You may be wondering what ingredients are in coconut aminos. The sauce is made from the "sap" (actually coconut-blossom nectar) of coconut palms. The sap is fermented and then blended with sea salt.

Where Can You Buy Coconut Aminos?

Many grocery stores sell coconut aminos. You can buy them at large retailers like Kroger and Publix. You can also buy them in natural food stores and online at Amazon and Thrive Market.

Are Coconut Aminos Good for You?

Coconut aminos have 73 percent less sodium than soy sauce. And for people with allergies or food sensitivities, it's a soy- and gluten-free way to add a hit of umami to dishes. But be skeptical of health claims. Health blogs love to say that this sauce has 17 amino acids and are rich in B-vitamins. While the sap has vitamins and amino acids, each serving of the final product has relatively small amounts of these nutrients.

Do Coconut Aminos Taste Like Soy Sauce?

Unlike soy sauce, the flavor of coconut ­aminos is slightly sweet (think: thinner teriyaki sauce). While it's not a perfect swap for soy sauce, this sauce works well in salad dressings, dipping sauces and tofu or steak marinades.

What Can You Substitute for Coconut Aminos?

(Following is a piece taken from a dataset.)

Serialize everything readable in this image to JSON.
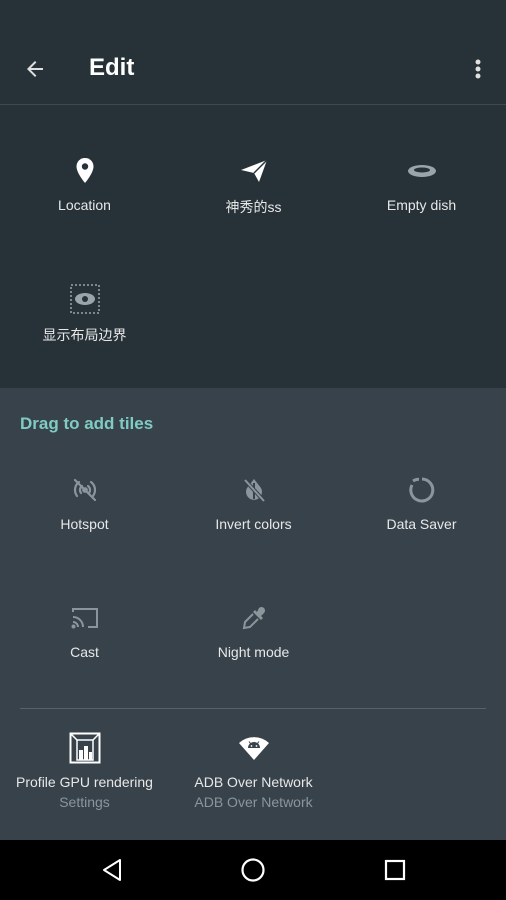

More often coconut aminos are used as a substitute for soy sauce in recipes. But if you find yourself out of coconut aminos and need to substitute something you can use soy sauce or tamari (tamari is a gluten-free option). You can also try liquid aminos. Braggs Liquid Aminos is gluten-free but it is made with soy.